One aspect of the interaction between fast ions and magnetohydrodynamic (MHD) instabilities is the fast ion transport. Coupled kink and tearing MHD instabilities have also been reported to cause fast ion transport. Recently, the ''kick" model has been developed to compute the evolution of the fast ion distribution from the neutral beam injection using instabilities as phase space resonance sources. The goal of this paper is to utilize the kick model to understand the physics of fast ion transport caused by the coupled kink and tearing modes. Soft X-ray diagnostics are used to identify the mode parameters in NSTX. The comparison of neutron rates measured and computed from time-dependent TRANSP simulation with the kick model shows the coupling of kink and tearing mode is important in determination of the fast ion transport. The numerical scan of the mode parameters shows that the relative phase of the kink and tearing modes and the overlapping of kink and tearing mode resonances in the phase space can affect the fast ion transport, suggesting that the synergy of the coupled modes may be causing the fast ion transpor

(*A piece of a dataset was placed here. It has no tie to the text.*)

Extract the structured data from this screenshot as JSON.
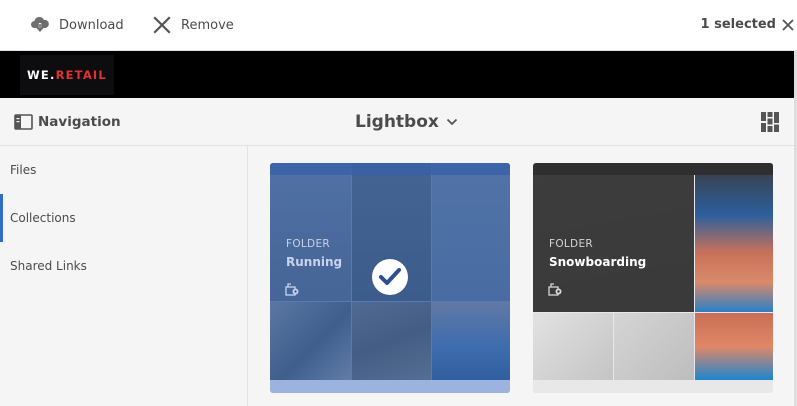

Chang, Claire H. C.; Lazaridi, Christina; Yeshurun, Yaara; Norman, Kenneth A.; Hasson, Uri
This study examined how the brain dynamically updates event representations by integrating new information over multiple minutes while segregating irrelevant input. A professional writer custom-designed a narrative with two independent storylines, interleaving across minute-long segments (ABAB). In the last (C) part, characters from the two storylines meet and their shared history is revealed. Part C is designed to induce the spontaneous recall of past events, upon the recurrence of narrative motifs from A/B, and to shed new light on them. Our fMRI results showed storyline-specific neural patterns, which were reinstated (i.e. became more active) during storyline transitions. This effect increased along the processing timescale hierarchy, peaking in the default mode network. Similarly, the neural reinstatement of motifs was found during part C. Furthermore, participants showing stronger motif reinstatement performed better in integrating A/B and C events, demonstrating the role of memory reactivation in information integration over intervening irrelevant events.